I found that the same process (see last post) could be observed in a range of human situations. A man may be on shaky ground in talking about the experience of childbirth but the experience is described as involving moments when the pain can simply no longer be managed, and that it is just at such moments that there is a shift or change, a moving on towards the moment of birth. Working with people in trouble sometimes reflected a similar pattern – I would reach a moment of despair when nothing more seemed possible in working with an individual or family. I would discuss the case with my supervisor to see if I could be rescued from this sense of hopelessness and paralysis, only to find when the client next returned, that something had changed and new possibilities had emerged.
This pattern is definitely a characteristic of the bereavement process.
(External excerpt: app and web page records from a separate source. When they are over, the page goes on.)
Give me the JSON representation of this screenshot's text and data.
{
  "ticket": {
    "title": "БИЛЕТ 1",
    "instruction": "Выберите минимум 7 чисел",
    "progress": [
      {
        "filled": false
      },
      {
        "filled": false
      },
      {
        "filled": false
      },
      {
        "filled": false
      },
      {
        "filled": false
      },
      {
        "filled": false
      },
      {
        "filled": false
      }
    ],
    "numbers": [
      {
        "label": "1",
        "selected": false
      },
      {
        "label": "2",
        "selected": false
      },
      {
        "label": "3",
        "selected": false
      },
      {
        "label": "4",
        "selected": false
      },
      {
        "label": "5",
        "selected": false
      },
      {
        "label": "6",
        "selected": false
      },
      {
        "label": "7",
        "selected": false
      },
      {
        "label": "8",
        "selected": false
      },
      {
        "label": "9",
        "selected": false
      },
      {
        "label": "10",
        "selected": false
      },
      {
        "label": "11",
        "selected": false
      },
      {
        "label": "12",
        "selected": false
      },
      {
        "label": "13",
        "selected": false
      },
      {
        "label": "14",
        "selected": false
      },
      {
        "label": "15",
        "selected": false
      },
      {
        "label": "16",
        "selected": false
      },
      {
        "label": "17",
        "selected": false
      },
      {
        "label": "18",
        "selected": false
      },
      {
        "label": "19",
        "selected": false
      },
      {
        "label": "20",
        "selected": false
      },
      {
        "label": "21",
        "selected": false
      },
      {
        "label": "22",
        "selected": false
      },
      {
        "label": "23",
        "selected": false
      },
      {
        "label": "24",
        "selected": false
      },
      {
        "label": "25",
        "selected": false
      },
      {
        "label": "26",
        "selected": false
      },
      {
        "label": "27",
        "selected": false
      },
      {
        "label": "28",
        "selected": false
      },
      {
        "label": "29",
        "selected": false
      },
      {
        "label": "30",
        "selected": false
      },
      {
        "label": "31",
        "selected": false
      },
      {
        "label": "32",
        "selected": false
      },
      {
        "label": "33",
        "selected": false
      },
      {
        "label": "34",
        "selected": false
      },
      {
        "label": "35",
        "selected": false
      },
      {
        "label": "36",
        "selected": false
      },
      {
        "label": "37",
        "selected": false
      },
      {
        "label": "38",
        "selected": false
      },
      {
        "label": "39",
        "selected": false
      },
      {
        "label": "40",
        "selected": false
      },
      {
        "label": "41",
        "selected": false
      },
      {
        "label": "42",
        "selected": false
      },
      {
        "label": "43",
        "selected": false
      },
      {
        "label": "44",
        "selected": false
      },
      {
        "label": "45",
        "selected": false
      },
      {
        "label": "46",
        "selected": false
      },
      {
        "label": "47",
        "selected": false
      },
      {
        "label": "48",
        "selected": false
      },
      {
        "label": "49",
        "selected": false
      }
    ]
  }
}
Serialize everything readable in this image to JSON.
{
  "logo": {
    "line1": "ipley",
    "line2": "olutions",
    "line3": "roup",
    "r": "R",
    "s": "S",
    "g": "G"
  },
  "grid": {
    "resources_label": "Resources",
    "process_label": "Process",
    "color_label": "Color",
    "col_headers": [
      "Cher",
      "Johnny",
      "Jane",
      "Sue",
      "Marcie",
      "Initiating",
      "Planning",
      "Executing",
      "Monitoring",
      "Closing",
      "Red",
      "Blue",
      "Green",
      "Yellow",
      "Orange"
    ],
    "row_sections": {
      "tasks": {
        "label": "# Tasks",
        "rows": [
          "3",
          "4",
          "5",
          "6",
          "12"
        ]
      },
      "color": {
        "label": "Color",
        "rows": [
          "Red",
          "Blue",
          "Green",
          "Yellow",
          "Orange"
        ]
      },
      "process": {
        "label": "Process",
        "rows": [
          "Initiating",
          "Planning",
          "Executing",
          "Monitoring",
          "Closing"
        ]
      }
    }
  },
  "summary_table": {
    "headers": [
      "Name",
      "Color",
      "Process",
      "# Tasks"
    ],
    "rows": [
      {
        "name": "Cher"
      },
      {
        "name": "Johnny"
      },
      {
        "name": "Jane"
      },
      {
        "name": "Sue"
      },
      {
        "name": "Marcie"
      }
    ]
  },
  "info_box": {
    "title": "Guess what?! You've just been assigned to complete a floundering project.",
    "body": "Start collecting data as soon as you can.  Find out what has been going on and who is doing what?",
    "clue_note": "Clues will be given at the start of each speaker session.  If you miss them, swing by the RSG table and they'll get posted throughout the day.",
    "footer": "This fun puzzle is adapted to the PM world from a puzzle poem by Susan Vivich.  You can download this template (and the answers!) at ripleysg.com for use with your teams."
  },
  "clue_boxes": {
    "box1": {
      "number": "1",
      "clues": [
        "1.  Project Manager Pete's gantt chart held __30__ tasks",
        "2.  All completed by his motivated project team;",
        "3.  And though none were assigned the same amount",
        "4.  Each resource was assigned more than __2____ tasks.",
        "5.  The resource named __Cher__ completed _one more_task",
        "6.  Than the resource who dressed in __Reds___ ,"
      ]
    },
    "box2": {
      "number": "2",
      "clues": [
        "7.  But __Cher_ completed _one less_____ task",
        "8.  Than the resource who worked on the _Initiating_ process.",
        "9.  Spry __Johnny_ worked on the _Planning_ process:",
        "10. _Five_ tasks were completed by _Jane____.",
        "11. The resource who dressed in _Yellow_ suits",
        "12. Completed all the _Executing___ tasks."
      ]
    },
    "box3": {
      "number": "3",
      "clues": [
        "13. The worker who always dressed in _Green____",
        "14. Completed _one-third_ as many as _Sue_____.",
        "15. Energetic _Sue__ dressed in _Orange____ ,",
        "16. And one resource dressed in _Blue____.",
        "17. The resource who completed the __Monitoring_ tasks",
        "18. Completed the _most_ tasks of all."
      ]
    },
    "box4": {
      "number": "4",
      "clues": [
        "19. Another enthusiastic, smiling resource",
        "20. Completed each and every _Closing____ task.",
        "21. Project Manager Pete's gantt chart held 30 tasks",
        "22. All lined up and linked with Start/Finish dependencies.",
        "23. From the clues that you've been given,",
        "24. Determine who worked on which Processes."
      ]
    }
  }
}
I was visiting one very sensible thoughtful lady whose husband had died some months earlier. She was getting on with a sort of life day by day but with a kind of mechanical emptiness. Her family was supportive and she would have described herself as ‘coping’. She knew however that she was not alright, that she was going through the motions of living. One day I visited her to find her distressed and frightened. It turned out that she had suddenly lost control and trashed her kitchen – crockery and glassware broken, furniture thrown. This was of course deeply disturbing to her, and she was ashamed and frightened about the loss of control. It was however, also a turning point in her grieving process from which moment she began to find life more real and herself to be more ‘there’.
Most of the volunteers in the first group in the Bereavement service could identify similar moments of crisis as turning points. It is this phenomenon that is so important in the early stage of bereavement – it seems there has to be some moment of shock and fear to bring the death of a loved one into reality for the bereaved. For some it was seeing the dead body; for others it was clearing out the wardrobe of the dead person, or the moment when the coffin is laid in earth or moved out of sight at the crematorium. These moments are surrounded by considerable anxiety, often generated in those close to the bereaved person. Doctors could be found prescribing medication to ‘protect’ the individual from the distress whether manifested in sleeplessness or in anxiety, and sometimes as a consequence were party to delaying the recovery process. There are often concerns to ‘protect the children’ and understandable though this is, in that way to deprive the children of the chance to grapple with the reality and to grow and learn from the experience. They can be kept in a state where they are dependent on the adult’s evasive descriptions of reality, accompanied only by the fearsome imaginations they create to make up for direct experience.